== Data extract ==

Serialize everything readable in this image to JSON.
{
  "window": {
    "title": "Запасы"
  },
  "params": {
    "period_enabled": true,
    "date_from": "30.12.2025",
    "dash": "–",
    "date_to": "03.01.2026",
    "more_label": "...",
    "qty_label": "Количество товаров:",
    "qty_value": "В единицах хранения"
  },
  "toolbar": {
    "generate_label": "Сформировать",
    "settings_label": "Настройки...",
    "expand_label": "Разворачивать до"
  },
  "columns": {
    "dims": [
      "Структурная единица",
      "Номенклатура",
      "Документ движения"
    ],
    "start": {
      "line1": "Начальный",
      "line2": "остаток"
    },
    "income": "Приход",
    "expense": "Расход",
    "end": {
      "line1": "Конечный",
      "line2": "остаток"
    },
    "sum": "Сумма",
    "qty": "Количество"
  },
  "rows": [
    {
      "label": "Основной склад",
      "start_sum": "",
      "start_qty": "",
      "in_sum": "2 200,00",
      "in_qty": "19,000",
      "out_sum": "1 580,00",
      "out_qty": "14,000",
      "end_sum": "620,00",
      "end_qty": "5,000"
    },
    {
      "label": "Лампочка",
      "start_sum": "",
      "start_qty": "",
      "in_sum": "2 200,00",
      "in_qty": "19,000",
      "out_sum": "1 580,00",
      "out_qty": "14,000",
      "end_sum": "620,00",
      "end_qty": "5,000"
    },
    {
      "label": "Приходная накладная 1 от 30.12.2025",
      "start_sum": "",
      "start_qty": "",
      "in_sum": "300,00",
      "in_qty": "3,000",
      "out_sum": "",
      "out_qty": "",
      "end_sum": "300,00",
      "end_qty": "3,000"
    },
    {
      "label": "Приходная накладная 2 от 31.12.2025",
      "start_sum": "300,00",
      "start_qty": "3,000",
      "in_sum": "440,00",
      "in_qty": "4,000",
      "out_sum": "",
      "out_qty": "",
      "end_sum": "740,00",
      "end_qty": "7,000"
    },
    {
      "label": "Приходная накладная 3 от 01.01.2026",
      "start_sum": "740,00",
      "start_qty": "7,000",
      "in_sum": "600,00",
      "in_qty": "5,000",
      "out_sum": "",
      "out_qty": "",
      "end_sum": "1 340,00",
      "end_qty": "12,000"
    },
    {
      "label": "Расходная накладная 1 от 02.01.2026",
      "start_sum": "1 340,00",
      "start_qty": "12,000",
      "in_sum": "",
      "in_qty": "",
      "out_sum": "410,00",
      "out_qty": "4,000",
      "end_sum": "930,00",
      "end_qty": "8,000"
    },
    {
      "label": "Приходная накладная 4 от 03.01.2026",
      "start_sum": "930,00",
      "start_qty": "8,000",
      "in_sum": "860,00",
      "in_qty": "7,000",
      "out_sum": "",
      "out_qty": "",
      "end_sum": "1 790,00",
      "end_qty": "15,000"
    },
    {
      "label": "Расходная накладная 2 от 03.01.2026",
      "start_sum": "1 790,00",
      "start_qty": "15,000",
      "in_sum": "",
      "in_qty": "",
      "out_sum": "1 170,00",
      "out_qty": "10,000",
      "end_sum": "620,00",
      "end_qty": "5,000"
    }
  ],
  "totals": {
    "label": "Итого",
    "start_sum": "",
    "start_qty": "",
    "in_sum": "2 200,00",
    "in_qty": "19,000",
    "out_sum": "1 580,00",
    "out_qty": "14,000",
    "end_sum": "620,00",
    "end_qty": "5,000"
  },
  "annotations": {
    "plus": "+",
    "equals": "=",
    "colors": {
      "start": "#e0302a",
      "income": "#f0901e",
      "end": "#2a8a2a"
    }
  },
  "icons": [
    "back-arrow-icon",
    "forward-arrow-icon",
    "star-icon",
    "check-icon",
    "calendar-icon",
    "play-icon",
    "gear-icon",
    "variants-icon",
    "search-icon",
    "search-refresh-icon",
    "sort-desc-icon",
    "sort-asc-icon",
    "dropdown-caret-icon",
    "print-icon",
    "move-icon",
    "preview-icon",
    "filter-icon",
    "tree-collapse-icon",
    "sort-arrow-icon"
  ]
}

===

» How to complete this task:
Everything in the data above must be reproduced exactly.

» Task output:
Serialize everything readable in this image to JSON.
{
  "window": {
    "title": "Запасы"
  },
  "params": {
    "period_enabled": true,
    "date_from": "30.12.2025",
    "dash": "–",
    "date_to": "03.01.2026",
    "more_label": "...",
    "qty_label": "Количество товаров:",
    "qty_value": "В единицах хранения"
  },
  "toolbar": {
    "generate_label": "Сформировать",
    "settings_label": "Настройки...",
    "expand_label": "Разворачивать до"
  },
  "columns": {
    "dims": [
      "Структурная единица",
      "Номенклатура",
      "Документ движения"
    ],
    "start": {
      "line1": "Начальный",
      "line2": "остаток"
    },
    "income": "Приход",
    "expense": "Расход",
    "end": {
      "line1": "Конечный",
      "line2": "остаток"
    },
    "sum": "Сумма",
    "qty": "Количество"
  },
  "rows": [
    {
      "label": "Основной склад",
      "start_sum": "",
      "start_qty": "",
      "in_sum": "2 200,00",
      "in_qty": "19,000",
      "out_sum": "1 580,00",
      "out_qty": "14,000",
      "end_sum": "620,00",
      "end_qty": "5,000"
    },
    {
      "label": "Лампочка",
      "start_sum": "",
      "start_qty": "",
      "in_sum": "2 200,00",
      "in_qty": "19,000",
      "out_sum": "1 580,00",
      "out_qty": "14,000",
      "end_sum": "620,00",
      "end_qty": "5,000"
    },
    {
      "label": "Приходная накладная 1 от 30.12.2025",
      "start_sum": "",
      "start_qty": "",
      "in_sum": "300,00",
      "in_qty": "3,000",
      "out_sum": "",
      "out_qty": "",
      "end_sum": "300,00",
      "end_qty": "3,000"
    },
    {
      "label": "Приходная накладная 2 от 31.12.2025",
      "start_sum": "300,00",
      "start_qty": "3,000",
      "in_sum": "440,00",
      "in_qty": "4,000",
      "out_sum": "",
      "out_qty": "",
      "end_sum": "740,00",
      "end_qty": "7,000"
    },
    {
      "label": "Приходная накладная 3 от 01.01.2026",
      "start_sum": "740,00",
      "start_qty": "7,000",
      "in_sum": "600,00",
      "in_qty": "5,000",
      "out_sum": "",
      "out_qty": "",
      "end_sum": "1 340,00",
      "end_qty": "12,000"
    },
    {
      "label": "Расходная накладная 1 от 02.01.2026",
      "start_sum": "1 340,00",
      "start_qty": "12,000",
      "in_sum": "",
      "in_qty": "",
      "out_sum": "410,00",
      "out_qty": "4,000",
      "end_sum": "930,00",
      "end_qty": "8,000"
    },
    {
      "label": "Приходная накладная 4 от 03.01.2026",
      "start_sum": "930,00",
      "start_qty": "8,000",
      "in_sum": "860,00",
      "in_qty": "7,000",
      "out_sum": "",
      "out_qty": "",
      "end_sum": "1 790,00",
      "end_qty": "15,000"
    },
    {
      "label": "Расходная накладная 2 от 03.01.2026",
      "start_sum": "1 790,00",
      "start_qty": "15,000",
      "in_sum": "",
      "in_qty": "",
      "out_sum": "1 170,00",
      "out_qty": "10,000",
      "end_sum": "620,00",
      "end_qty": "5,000"
    }
  ],
  "totals": {
    "label": "Итого",
    "start_sum": "",
    "start_qty": "",
    "in_sum": "2 200,00",
    "in_qty": "19,000",
    "out_sum": "1 580,00",
    "out_qty": "14,000",
    "end_sum": "620,00",
    "end_qty": "5,000"
  },
  "annotations": {
    "plus": "+",
    "equals": "=",
    "colors": {
      "start": "#e0302a",
      "income": "#f0901e",
      "end": "#2a8a2a"
    }
  },
  "icons": [
    "back-arrow-icon",
    "forward-arrow-icon",
    "star-icon",
    "check-icon",
    "calendar-icon",
    "play-icon",
    "gear-icon",
    "variants-icon",
    "search-icon",
    "search-refresh-icon",
    "sort-desc-icon",
    "sort-asc-icon",
    "dropdown-caret-icon",
    "print-icon",
    "move-icon",
    "preview-icon",
    "filter-icon",
    "tree-collapse-icon",
    "sort-arrow-icon"
  ]
}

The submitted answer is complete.